As good as I can be burrowing in and finding obscure music in the worlds of Rock, electro, Metal and Avant Garde, the two areas of music I dig that I have trouble finding a foot in the door with is the more obscure, rootsy Soul and Gospel music of mid-twentieth century America. I always get a twinge of jealousy when I hear something in a movie or find it mentioned in a book, find it and then realize that other than that particular piece or artist, I'm stumped. A lot of this is just a facet of inkling and time, as I'm sure if I really burrowed into a group like the Del Fonics - who I was formerly introduced to in Quentin Tarantino's film Jackie Brown - falling into the associated chains of wikipedia pages associated with them and their producers, etcetera, I'd probably come up with some more artists to sate my thirst for dusty old Soul. That hasn't happened though; I'm overly self conscious in these areas and I tend to require gatekeepers. Irvine Welsh's novel Skag Boys turned me onto the tradition of Northern Soul - which previously had simply been the name of my favorite album by The Verve - and newer artists like Jamie Lidell, Charles Bradley and Alabama Shakes make access to the genre's evolution easier than digging, but it's just not the same thing, finding a new artist or finding an obscure, older artist. And really, I'm not even addressing Gospel here, as so much of that isn't easily accessible. In the 60s and 70s almost anyone can and did press records - you see evidence of this in thrift stores all the time - but today?

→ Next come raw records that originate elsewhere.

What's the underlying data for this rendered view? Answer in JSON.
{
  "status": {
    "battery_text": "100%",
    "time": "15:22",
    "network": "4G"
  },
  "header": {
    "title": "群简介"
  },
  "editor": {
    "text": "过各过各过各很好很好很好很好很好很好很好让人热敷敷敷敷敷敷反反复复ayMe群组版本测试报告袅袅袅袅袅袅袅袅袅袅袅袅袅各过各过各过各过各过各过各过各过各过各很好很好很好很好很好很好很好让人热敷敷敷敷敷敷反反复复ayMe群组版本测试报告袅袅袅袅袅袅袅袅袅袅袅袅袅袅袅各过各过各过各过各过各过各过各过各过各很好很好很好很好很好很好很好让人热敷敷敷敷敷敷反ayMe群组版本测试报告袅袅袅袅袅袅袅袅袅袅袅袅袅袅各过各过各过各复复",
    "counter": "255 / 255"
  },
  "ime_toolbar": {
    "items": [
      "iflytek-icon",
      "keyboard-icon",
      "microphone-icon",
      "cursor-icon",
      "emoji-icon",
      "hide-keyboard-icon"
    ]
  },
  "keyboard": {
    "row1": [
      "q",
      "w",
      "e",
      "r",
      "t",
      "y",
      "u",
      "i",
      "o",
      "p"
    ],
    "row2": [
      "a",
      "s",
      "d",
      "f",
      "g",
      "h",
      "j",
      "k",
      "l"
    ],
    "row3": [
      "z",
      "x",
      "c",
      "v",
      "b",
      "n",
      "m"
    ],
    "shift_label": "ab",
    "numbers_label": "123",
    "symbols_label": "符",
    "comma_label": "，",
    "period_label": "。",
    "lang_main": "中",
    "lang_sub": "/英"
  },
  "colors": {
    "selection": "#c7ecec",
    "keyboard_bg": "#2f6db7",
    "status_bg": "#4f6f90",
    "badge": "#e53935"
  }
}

Well, today we have youtube, which I am seriously beginning to believe is the collective consciousness of the human race made accessible. 'Cuz everything is on it. Case in point, Pastor T. L. Barrett and the Youth for Christ Choir. Listen to this, it's awesome! But how did I find the music of a neighborhood Chicago Pastor and his Choir? How did I pull that from the din?

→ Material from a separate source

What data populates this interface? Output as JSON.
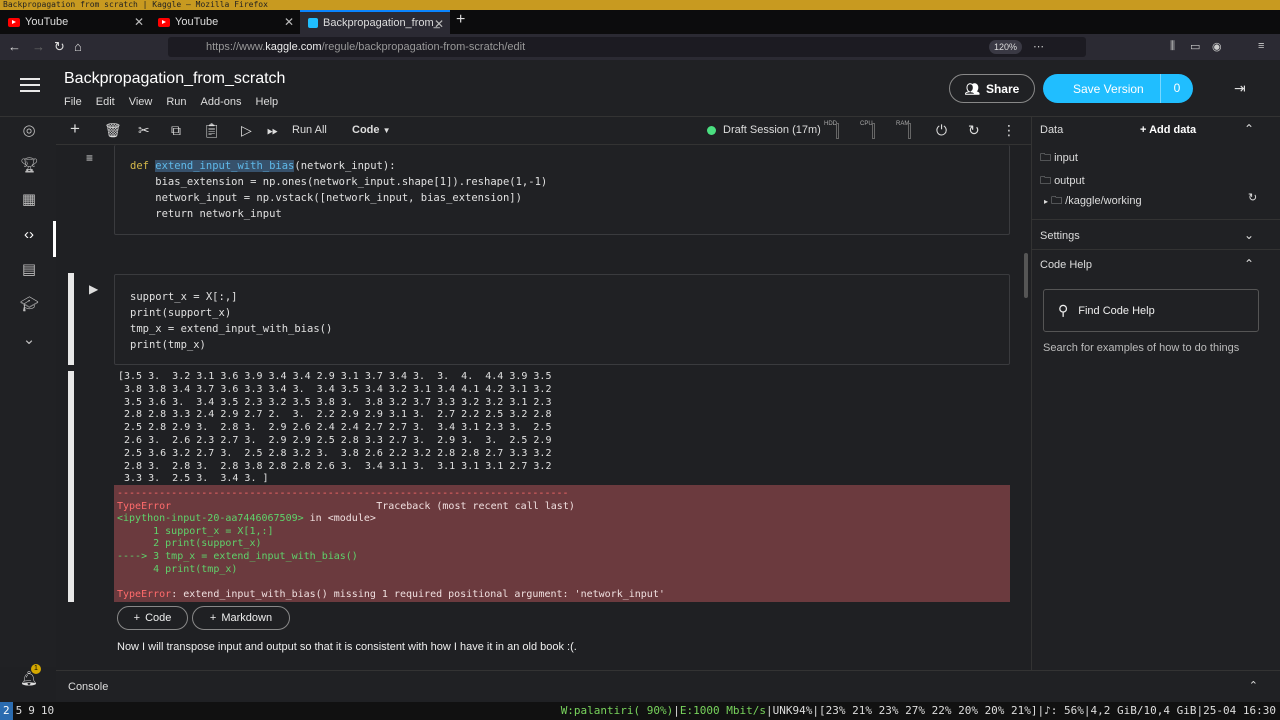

I found this via a gatekeeper: the cool, hazy sample that ends the Algiers record? It's from this. I love the way that sample ends the record; it has a cosmic, time-machine flavored influence that reminds me a lot of the looped sample that ends Zen Guerilla's cosmic masterpiece Positronic Raygun.
And then once I started researching off the Algiers sample I found that, of course, this is another case of the absolutely amazing Light in the Attic Records has put out some of this man's music.
|Yes, that's Isaac freakin' Hayes w/ Barrett. ISAAC HAYES!!!|
(Pause while I actually go do that...)
Then it gets even weirder. Go to the short bio for Pastor Barrett on LITA's site, right here. Being from the South Side of Chicago I remember when these pyramid schemes were big news. Crazy how something like my favorite album of the year so far - that immaculate Algiers eponymous - can bring something from so long ago back around again.